What’s wrong with a bit of plankton Most of my non-diving friends think my passion for photographing fish is bizarre! There are also Dutch, French, Germans and a lone Hungarian, Tibor, who joins us for the rest of our diving.

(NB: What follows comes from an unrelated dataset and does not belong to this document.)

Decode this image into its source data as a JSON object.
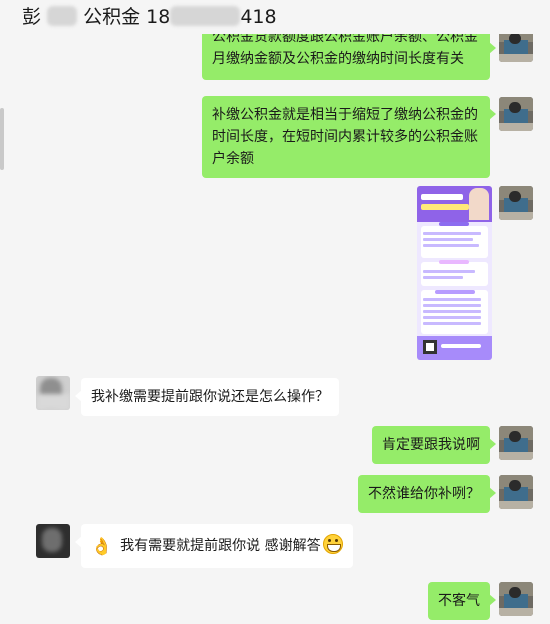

IN THE LATE AFTERNOON of our third fallow day, a bit frustrated now by the lack of any diving activity, I decide to take a snorkel and see what’s going on; perhaps the current has settled a bit.
I manage to persuade the dive centre that it’s all OK again and it allows us to dive. Although there is still a rather strong current from the jetty to the reef, all that tough British diving experience comes into its own (what are your fins for). Once there, in the shelter of the reef, we are quite protected – and coming back requires no effort at all!
Vis is not great, however, and everything is covered, once again, in a fine layer of sand. But we do find two very co-operative turtles, a large moray and all our old blue spotty friends.
Next morning, although the sea appears much calmer, the strong under-currents prevail. However, we are determined to make the most of our last day, and aim to get four dives in.
The northern reef reveals a fine crop of anemones at about 12m. Tibor turns out to be quite a good model too, which is useful in the absence of any other fish.
On our last morning, as we are not flying for three more days and have missed so much, we decide to make one last dive at 7am – but it’s all a bit too much for Gill, who just can’t beat the current to the reef. So it’s just me and Tibor again.
Gill has lent him her new Canon compact in a Nauticam housing and he is very pleased indeed. It changes his approach to diving completely – it’s a pleasure to watch.
After our usual, and final, spicy foul (mashed beans) and falafel breakfast, we head north, by car, to Sahl Hasheesh, just south of Hurghada, and a couple of days’ boat-diving with friends.
Just below the Oberoi house reef, our drop-dead gorgeous Egyptian god of a dive-guide, Mostafa, leads us to a patch of seagrass – home of spiny seahorses.
And, as they seem to be putting “horse” into most things these days, we are then treated to a jaw-dropping display of horse-mackerel; swirling, diving, merging, dividing, just below the surface, all opening their mouths wide in unison.

THE LAST DAY OF ALL is by far the most entertaining. We are joined on our day-boat by two Egyptian couples, both on their honeymoons, and a brace of very large, bikini-clad Russian women, all of whom (except for the brides, who are covered from head to toe) are planning to snorkel.
Out of respect for the Egyptians, I think it only polite to don my excuse for a burkini; a purple and white Divegoddess flamesuit.
Our journey out to sea is choppy. Within 15 minutes, buckets of salt water are being sloshed across the dive-deck in a bid to remove the undigested stomach contents of all four women.
Moored up later for lunch, however, comes one of the best yet photo-ops; hundreds of sergeant-majors beneath the boat are making the most of our algae-covered hull, and perhaps a crumb or two from the crew!

GETTING THERE Easyjet flies to Marsa Alam for Marsa Nakari, though not every day. For more options, fly to Hurghada and transfer by road.
DIVING & ACCOMMODATION At Marsa Nakari you can stay in tented or brick-built accommodation, At Sahl Hasheesh, diving and self-catering accommodation were organised through Mostafa Allam,
WHEN TO GO Year round, though it is very hot in July and August. September and October are most popular.
CURRENCY Egyptian pounds or euros.
PRICES Oonasdivers can offer flights, transfers and seven nights all-inclusive (with soft drinks) at Marsa Nakari, with unlimited house-reef diving, from £595. Boat trips cost extra.